Option 1: a company could decide to create one control per regulatory requirement for each of the countries it operates in. Since most countries in the map have at least one legislative text – and sometimes multiple, this could mean setting up disparate teams to deal with local regulations, that would end up duplicating controls, but also duplicating the testing, monitoring, reporting, etc. so this could quickly become unsustainable for any large organization that operates in various geographies.
Option 2: and I am sure you guessed that it was my preferred one – involves setting up a multi-compliance framework. By this strategy, organizations can document, test, and report across multiple regulations and company initiatives, thus reducing effort, increasing visibility, and moving towards more streamlined and harmonized processes. As an example, a company would document a control covering anti-bribery requirements once and assign it to as many regulations and initiatives as required where it operates in, while still ensuring that the company captures needed data that might be specific to each local requirements via regulation-specific attribute.

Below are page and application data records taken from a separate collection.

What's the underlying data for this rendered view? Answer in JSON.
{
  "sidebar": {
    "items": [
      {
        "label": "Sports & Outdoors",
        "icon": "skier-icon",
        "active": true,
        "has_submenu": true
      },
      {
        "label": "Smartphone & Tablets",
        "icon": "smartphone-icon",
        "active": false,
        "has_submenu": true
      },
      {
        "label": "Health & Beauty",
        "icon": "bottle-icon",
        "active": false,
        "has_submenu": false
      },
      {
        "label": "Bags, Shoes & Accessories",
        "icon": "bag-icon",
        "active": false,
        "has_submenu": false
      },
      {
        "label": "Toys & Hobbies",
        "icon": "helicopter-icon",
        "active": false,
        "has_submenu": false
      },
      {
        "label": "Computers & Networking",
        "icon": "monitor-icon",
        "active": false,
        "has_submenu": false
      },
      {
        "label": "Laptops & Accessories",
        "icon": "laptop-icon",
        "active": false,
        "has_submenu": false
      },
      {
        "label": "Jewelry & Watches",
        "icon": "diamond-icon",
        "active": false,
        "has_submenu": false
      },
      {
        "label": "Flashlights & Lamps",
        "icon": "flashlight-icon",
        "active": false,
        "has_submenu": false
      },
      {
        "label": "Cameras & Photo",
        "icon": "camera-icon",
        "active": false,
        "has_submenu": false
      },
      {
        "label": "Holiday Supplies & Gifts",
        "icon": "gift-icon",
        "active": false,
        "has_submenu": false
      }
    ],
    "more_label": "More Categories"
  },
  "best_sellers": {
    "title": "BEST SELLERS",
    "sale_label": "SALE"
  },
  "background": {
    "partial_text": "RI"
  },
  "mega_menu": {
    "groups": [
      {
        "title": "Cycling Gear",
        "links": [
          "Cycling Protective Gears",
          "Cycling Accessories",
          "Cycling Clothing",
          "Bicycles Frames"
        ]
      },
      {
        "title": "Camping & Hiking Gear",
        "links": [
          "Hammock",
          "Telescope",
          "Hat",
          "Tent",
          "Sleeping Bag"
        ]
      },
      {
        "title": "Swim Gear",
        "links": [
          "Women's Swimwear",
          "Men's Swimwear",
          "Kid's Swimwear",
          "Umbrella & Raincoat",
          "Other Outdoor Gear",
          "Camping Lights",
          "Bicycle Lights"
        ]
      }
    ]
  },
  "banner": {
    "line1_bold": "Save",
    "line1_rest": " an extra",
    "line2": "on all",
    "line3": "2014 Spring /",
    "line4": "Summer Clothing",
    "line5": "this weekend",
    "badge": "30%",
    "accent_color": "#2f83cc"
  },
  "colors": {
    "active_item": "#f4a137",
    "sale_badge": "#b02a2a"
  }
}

The company would therefore document once but re-use the control documentation many times. Then the compliance department would schedule the evaluations (assessment and/or testing) to be shared as well if appropriate. This would then result in performing the control once with results being used many times. You can imagine the savings in time and effort – but also of how much easier it will make expanding into new geographies or applying new regulations.
At the same time, this still establishes clear accountability by control or subprocess, by regulation or even initiative.
What about you, how do you manage multiple related regulatory requirements? I look forward to reading your thoughts and comments either on this blog or on Twitter @TFrenehard